The Asia-Pacific region has been severely affected by the COVID-19 pandemic. The economic and health recovery from the pandemic of countries in the region hinges on the rapid and equitable deployment of safe and effective COVID-19 vaccines. At present, 60 per cent of the population in the region has been fully vaccinated, and there is a large variation across and within countries. As of March 2022, vaccination coverage in highincome countries in the region was 80 per cent compared to 10 per cent in low-income countries. As of March 2022, booster shots are being administered in some countries, while poorer countries have yet to achieve their coverage targets for the primary series. For example, Singapore and the Republic of Korea have already vaccinated 68 per cent and 62 per cent of their population, respectively.
Equitable distribution of COVID-19 vaccines means that all countries should have access regardless of economic development (WHO, 2020). Vaccine inequity is a serious threat to public health and to the global economy. Allowing the populations of certain countries to remain unprotected increases the risk of continuous viral transmission and mutation, leading to a patchy economic recovery (Asundi, O’Leary and Bhadelia, 2021). The problem of accessing life-saving vaccines and drugs in developing countries has been observed in previous public health emergencies and epidemics (e.g. influenza outbreaks in 2004 and 2009) (Fidler, 2010). With the COVID-19 pandemic, there has been a concerted effort to address the problem through the creation of the COVID-19 Vaccine Global Access (COVAX) facility (WHO, 2020; Emanuel and others, 2021). Despite this effort, vaccine inequity remains a challenge in many countries the region (Stein, 2021). In general, poor subnational states and disadvantaged populations have lower vaccination coverage (Thankur and others, 2020; Marmot and others, 2020).

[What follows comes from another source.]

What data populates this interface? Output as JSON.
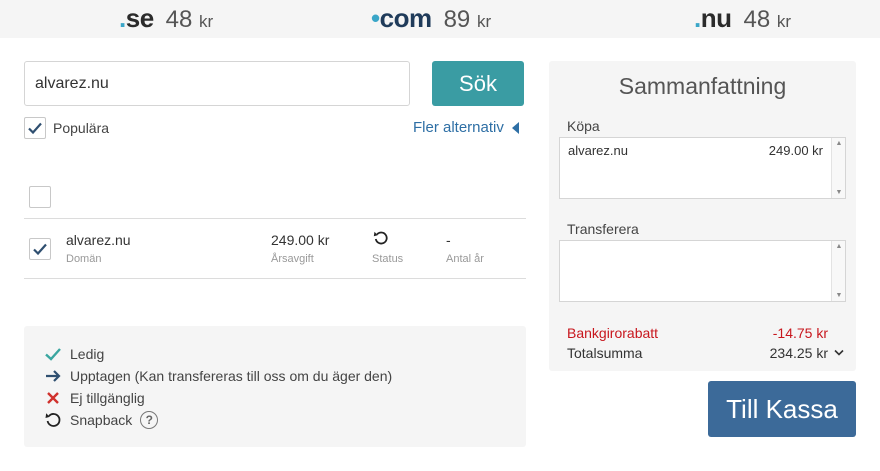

The unequal distribution of COVID-19 vaccines across and within countries in the region during the initial year of vaccine roll-out could be attributed to vaccine nationalism, characterized by competition between countries for the procurement of vaccines (Katz and others, 2021). However, as COVID-19 vaccines become part of the disease prevention programmes of each country and as global supply stabilizes, the readiness of the national health systems becomes even more critical (Haldane and others, 2021). This paper has three objectives: to examine vaccine inequities across and within countries in the Asia-Pacific region; to identify health system barriers that might impede equitable access; and to provide specific recommendations for countries in the region in ensuring vaccine access.